This week, we sat down with Curtis Campion, who is making Newfound Courage, to talk about telling relatable stories and the importance of inclusion in gaming.
I’m Curtis Campion, and I’m making Newfound Courage.
There are five people who contribute to Newfound Courage including myself.
Just like your typical indie, I tend to do a little bit of everything––from art and story, to game dev and marketing.
Newfound Courage has been in development for eight months. I’ve really enjoyed the variety that being an indie dev affords me.
One day I’m doing dev work, the next I’m helping my artist or working with my composer. It’s great!
I became an indie dev to make games I would have wanted to play as a teenager
In February 2018, I left my job in tech with the single vision: building an indie video game.
I wanted to make a game where I could play as a character I would identify with: one who is gay.
Initially, I wrote Newfound Courage as a novel. There are about 60,000 words of it somewhere on my hard drive.
Being a lifelong gamer, I often pictured this story as a game while I was writing it.
While I read a lot, I play a lot more video games. It felt to me like a much more natural method of storytelling.
I initially learned to code to help my corporate tech career. Then, I started building games, and it clicked.
I quickly fell in love with the process of building games and using it as a medium for storytelling, so it just made sense to ditch the novel and build the game.
Newfound Courage is a gay romance with a relatable story arch
With Newfound Courage, I wanted to make a video game that I would have wanted to play as a teenager.
I was someone who struggled a great deal coming to terms with my sexuality.
I spent a lot of time thinking that I was the only person who had ever gone through the struggles I was going through.
I didn’t really identify with any mainstream gay characters in TV or film, and I only saw fairly slim snippets of representation in games.
Of course, I was wrong. What I went through is downright common in the gay community.
I just wasn’t seeing that in the media I consumed.
Since then, I’ve thought a lot about how different things would have been, if I hadn’t felt so alone.
So when I wrote the story, I had the younger version of myself in mind the entire time.
At times it was almost like I was writing a letter to my former self.
While in recent times we have started to see many excellent games featuring gay males, including Dream Daddy, they are often either underdeveloped as characters or the games are sexual in nature.

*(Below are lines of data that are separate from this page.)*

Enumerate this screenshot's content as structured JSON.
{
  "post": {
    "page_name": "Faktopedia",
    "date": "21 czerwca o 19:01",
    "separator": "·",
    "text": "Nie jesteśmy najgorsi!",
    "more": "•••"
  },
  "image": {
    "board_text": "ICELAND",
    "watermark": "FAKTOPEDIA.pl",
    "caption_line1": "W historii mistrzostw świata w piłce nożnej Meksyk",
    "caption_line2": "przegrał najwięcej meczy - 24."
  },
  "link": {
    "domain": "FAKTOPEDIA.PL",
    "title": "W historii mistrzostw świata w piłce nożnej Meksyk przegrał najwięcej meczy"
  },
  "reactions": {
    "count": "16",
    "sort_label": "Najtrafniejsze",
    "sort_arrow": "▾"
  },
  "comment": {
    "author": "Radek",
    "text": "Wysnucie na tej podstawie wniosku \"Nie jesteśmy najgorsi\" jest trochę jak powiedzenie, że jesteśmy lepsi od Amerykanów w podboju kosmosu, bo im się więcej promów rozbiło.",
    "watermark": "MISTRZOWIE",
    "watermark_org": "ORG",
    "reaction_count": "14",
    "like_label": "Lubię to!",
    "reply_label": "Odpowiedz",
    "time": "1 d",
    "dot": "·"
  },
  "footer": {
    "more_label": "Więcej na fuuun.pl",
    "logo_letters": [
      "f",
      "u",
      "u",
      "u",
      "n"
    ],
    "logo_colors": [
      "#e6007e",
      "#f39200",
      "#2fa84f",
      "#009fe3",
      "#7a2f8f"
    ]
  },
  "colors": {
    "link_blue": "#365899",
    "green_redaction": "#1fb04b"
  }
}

My main priority is creating a game that is enjoyable, with a story that people will be able to connect with, whether they be part of the LGBT community or not.

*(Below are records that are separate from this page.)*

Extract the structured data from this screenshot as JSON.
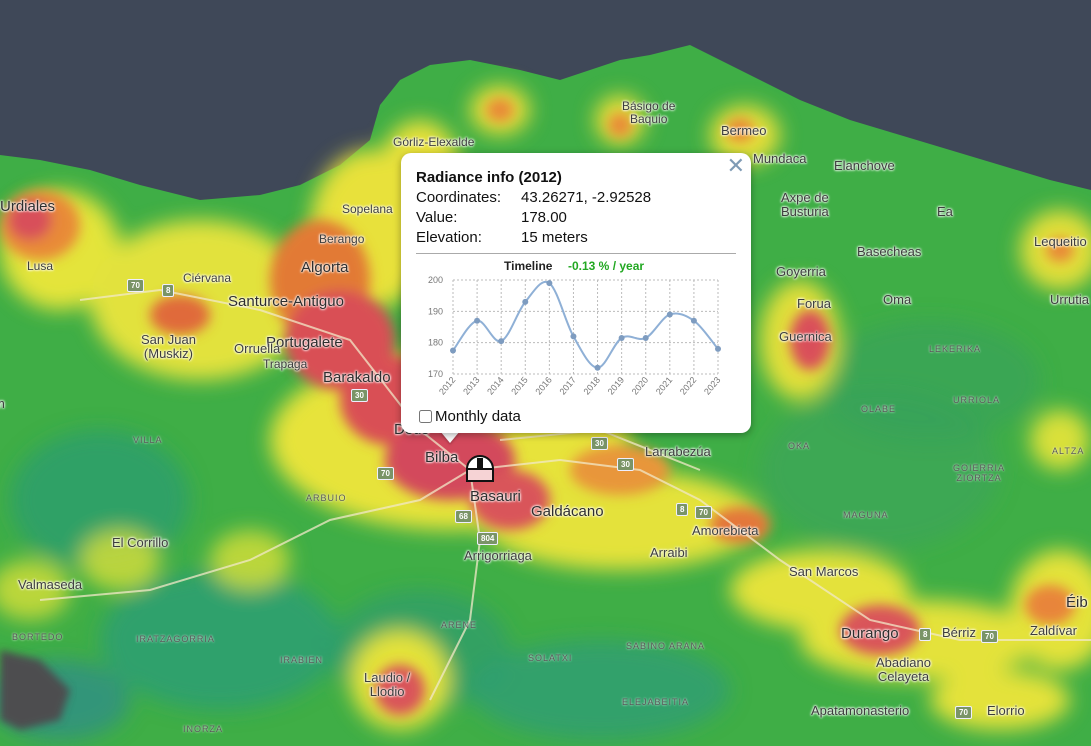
{
  "map": {
    "places": [
      {
        "name": "Básigo de\nBaquio",
        "cls": "small center"
      },
      {
        "name": "Bermeo",
        "cls": "mid"
      },
      {
        "name": "Górliz-Elexalde",
        "cls": "small"
      },
      {
        "name": "Mundaca",
        "cls": "mid"
      },
      {
        "name": "Elanchove",
        "cls": "mid"
      },
      {
        "name": "Axpe de\nBusturia",
        "cls": "mid"
      },
      {
        "name": "Ea",
        "cls": "mid"
      },
      {
        "name": "-Urdiales",
        "cls": "big"
      },
      {
        "name": "Sopelana",
        "cls": "small"
      },
      {
        "name": "Berango",
        "cls": "small"
      },
      {
        "name": "Lequeitio",
        "cls": "mid"
      },
      {
        "name": "Basecheas",
        "cls": "mid"
      },
      {
        "name": "Lusa",
        "cls": "small"
      },
      {
        "name": "Algorta",
        "cls": "big"
      },
      {
        "name": "Goyerria",
        "cls": "mid"
      },
      {
        "name": "Ciérvana",
        "cls": "small"
      },
      {
        "name": "Forua",
        "cls": "mid"
      },
      {
        "name": "Santurce-Antiguo",
        "cls": "big"
      },
      {
        "name": "Oma",
        "cls": "mid"
      },
      {
        "name": "Urrutia",
        "cls": "mid"
      },
      {
        "name": "San Juan\n(Muskiz)",
        "cls": "mid center"
      },
      {
        "name": "Portugalete",
        "cls": "big"
      },
      {
        "name": "Orruella",
        "cls": "mid"
      },
      {
        "name": "Guernica",
        "cls": "mid"
      },
      {
        "name": "Trapaga",
        "cls": "small"
      },
      {
        "name": "Barakaldo",
        "cls": "big"
      },
      {
        "name": "m",
        "cls": "mid"
      },
      {
        "name": "Deus",
        "cls": "big"
      },
      {
        "name": "Bilba",
        "cls": "big"
      },
      {
        "name": "Larrabezúa",
        "cls": "mid"
      },
      {
        "name": "Basauri",
        "cls": "big"
      },
      {
        "name": "Galdácano",
        "cls": "big"
      },
      {
        "name": "Amorebieta",
        "cls": "mid"
      },
      {
        "name": "El Corrillo",
        "cls": "mid"
      },
      {
        "name": "Arrigorriaga",
        "cls": "mid"
      },
      {
        "name": "Arraibi",
        "cls": "mid"
      },
      {
        "name": "San Marcos",
        "cls": "mid"
      },
      {
        "name": "Valmaseda",
        "cls": "mid"
      },
      {
        "name": "Éib",
        "cls": "big"
      },
      {
        "name": "Durango",
        "cls": "big"
      },
      {
        "name": "Bérriz",
        "cls": "mid"
      },
      {
        "name": "Zaldívar",
        "cls": "mid"
      },
      {
        "name": "Abadiano\nCelayeta",
        "cls": "mid center"
      },
      {
        "name": "Laudio /\nLlodio",
        "cls": "mid center"
      },
      {
        "name": "Apatamonasterio",
        "cls": "mid"
      },
      {
        "name": "Elorrio",
        "cls": "mid"
      }
    ],
    "districts": [
      "LEKERIKA",
      "URRIOLA",
      "OLABE",
      "OKA",
      "GOIERRIA\nZIORTZA",
      "ALTZA",
      "MAGUNA",
      "VILLA",
      "ARBUIO",
      "BORTEDO",
      "IRATZAGORRIA",
      "IRABIEN",
      "ARENE",
      "SOLATXI",
      "SABINO ARANA",
      "ELEJABEITIA",
      "INORZA"
    ],
    "road_shields": [
      "70",
      "8",
      "30",
      "30",
      "30",
      "70",
      "68",
      "804",
      "8",
      "70",
      "8",
      "70",
      "70"
    ],
    "marker_icon": "observatory-icon"
  },
  "popup": {
    "title": "Radiance info (2012)",
    "coordinates_label": "Coordinates:",
    "coordinates_value": "43.26271, -2.92528",
    "value_label": "Value:",
    "value_value": "178.00",
    "elevation_label": "Elevation:",
    "elevation_value": "15 meters",
    "close_icon": "close-icon",
    "monthly_label": "Monthly data",
    "monthly_checked": false
  },
  "chart_data": {
    "type": "line",
    "title": "Timeline",
    "trend": "-0.13 % / year",
    "trend_color": "#22a822",
    "line_color": "#8fb0d6",
    "x": [
      "2012",
      "2013",
      "2014",
      "2015",
      "2016",
      "2017",
      "2018",
      "2019",
      "2020",
      "2021",
      "2022",
      "2023"
    ],
    "values": [
      177.5,
      187,
      180.5,
      193,
      199,
      182,
      172,
      181.5,
      181.5,
      189,
      187,
      178
    ],
    "ylim": [
      170,
      200
    ],
    "yticks": [
      170,
      180,
      190,
      200
    ],
    "grid": true
  }
}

I wanted to create a narrative where everyone––but gay men, in particular––could see themselves in.
I hope to further the understanding of this story with people outside of the LGBT community.
That being said, while the romance in this game is prominent, there are plenty of other things going on in the town of Silverpine.

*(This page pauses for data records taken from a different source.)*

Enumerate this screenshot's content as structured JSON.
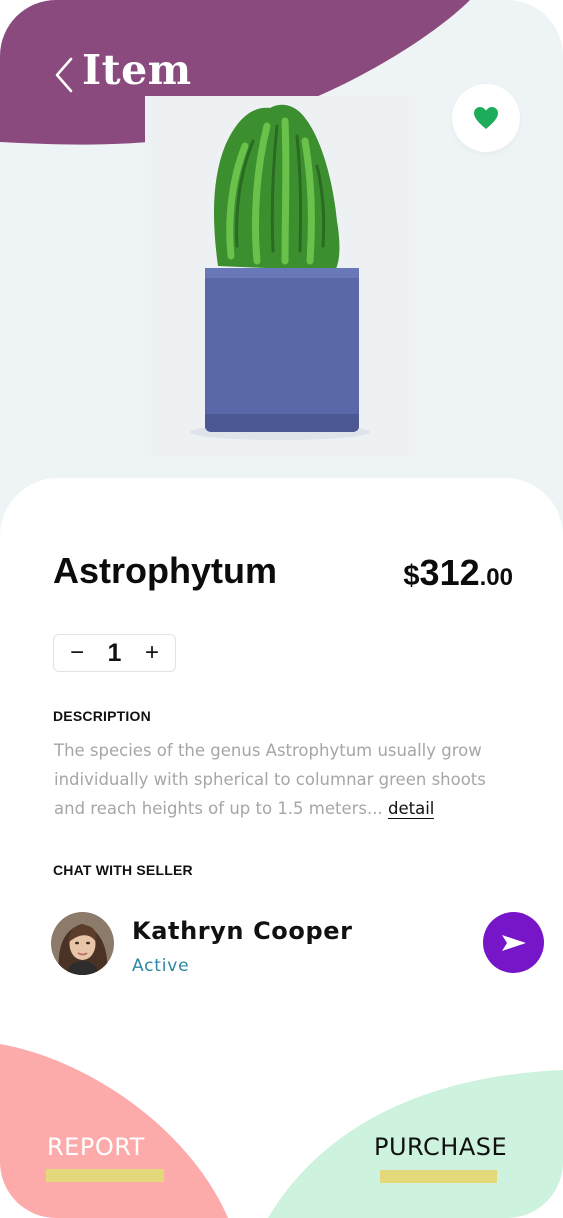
{
  "header": {
    "title": "Item",
    "back_icon": "chevron-left-icon",
    "favorite_icon": "heart-icon",
    "colors": {
      "header_blob": "#8a4a7d",
      "favorite_heart": "#1fac5a"
    }
  },
  "product": {
    "name": "Astrophytum",
    "price_currency": "$",
    "price_whole": "312",
    "price_cents": ".00",
    "quantity": "1",
    "decrement_symbol": "−",
    "increment_symbol": "+"
  },
  "description": {
    "label": "DESCRIPTION",
    "text": "The species of the genus Astrophytum usually grow individually with spherical to columnar green shoots and reach heights of up to 1.5 meters...",
    "link_label": "detail"
  },
  "seller": {
    "section_label": "CHAT WITH SELLER",
    "name": "Kathryn Cooper",
    "status": "Active",
    "send_icon": "send-icon",
    "colors": {
      "status": "#2a86a5",
      "send_button": "#7715c9"
    }
  },
  "actions": {
    "report_label": "REPORT",
    "purchase_label": "PURCHASE",
    "colors": {
      "report_bg": "#fdaaaa",
      "purchase_bg": "#cdf2dd",
      "underline": "#e4d97a"
    }
  }
}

Why representation of the LGBT community is important
I definitely feel that the indie gaming community is becoming more inclusive.
Representation of LGBT characters and themes in gaming is important for the same reasons it’s always important:
So LGBT players can see their stories and their feelings represented in media, and so they can connect with it and feel less alone.
So people in dangerous situations can find safe places, even if those spaces don’t exist for them in real life.
So people know that they belong.
For the most part, marketing a game with LGBT themes has been great.
People in the LGBT community and in the indie dev community are hugely supportive of the project.
If you want to make your game more inclusive
If you’re not part of the community you’re representing, speak with people in the community you’re including and ask how they should be represented.
It’s really important not to make assumptions or work with cliches.
There is a potential that you will actually do harm to a community if they aren’t represented correctly – so authenticity is so important.
The last thing you want is for you to try to do something good, and have it blow up in your face.
Secondly, I would add that not everyone is going to agree with your approach to creating inclusion in games – both those within the community and those who oppose it.
Keep your goal in mind and think of the audience you’re truly creating for, not the ones creating noise around it.
- Kurt Prieto – artist for Newfound Courage
- Jessica Kelly – composer
- Lee Arthur – editor
- Daphnia – editor
- The Newfound Courage Patreon community
Newfound Courage is available on Indie Boost
Content creators and press can request keys and interviews for Newfound Courage on their Indie Boost game page.